Planning meals and eating healthy when you have diabetes can be a struggle, especially if you are on a budget. But it is one of the most important factors in good diabetes control and management.

But it is hard to cut out favorite sweet or salty treats. And it takes a long time to train your body to crave healthy foods more than those delicious mouth-watering desserts or satisfyingly salty snack.

So most people don't — and they lie about it.

When the doctor asks how your diet has been going it is easy to just say "pretty good" without further explanation. That's a problem for you and your healthcare team and a problem for researchers studying the eating habits of people in general.

Kusum Ailawadi, a professor of marketing, has recently been successful in finding a way around all the lies about food. Ailawadi and her team conducted a study examining household food purchases over several years. The numbers don’t lie.

Some of the research was general and expected. For example, the study revealed that families that were more educated about nutrition made healthier food purchases on average.

But the researchers also looked at how food-buying patterns changed in a household after one person was diagnosed with Type 2 diabetes. The results: Total purchases of sugary foods declined. But consumption of fatty foods actually increased following a Type 2 diagnosis. And most of the sugar decline was due to swapping high-sugar colas and juices for low-sugar alternatives — not a decline in consuming treats like cookies or ice cream.

One factor that did influence food choices positively was higher income. With the fortune we already spend on treatment and care, it's a shame that the market is set up to force lower-income families to food that are worse for them.
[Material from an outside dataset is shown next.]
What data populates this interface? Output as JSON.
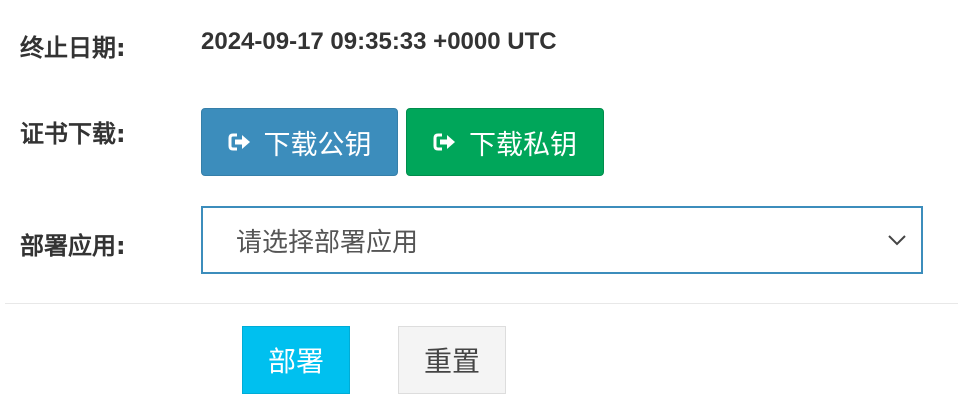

While you may not be able to change your income, according to the results of this study, the best thing we can do for our families is to go out and get educated on nutrition so that we can make healthier food choices and to work on being honest with ourselves about our food choices.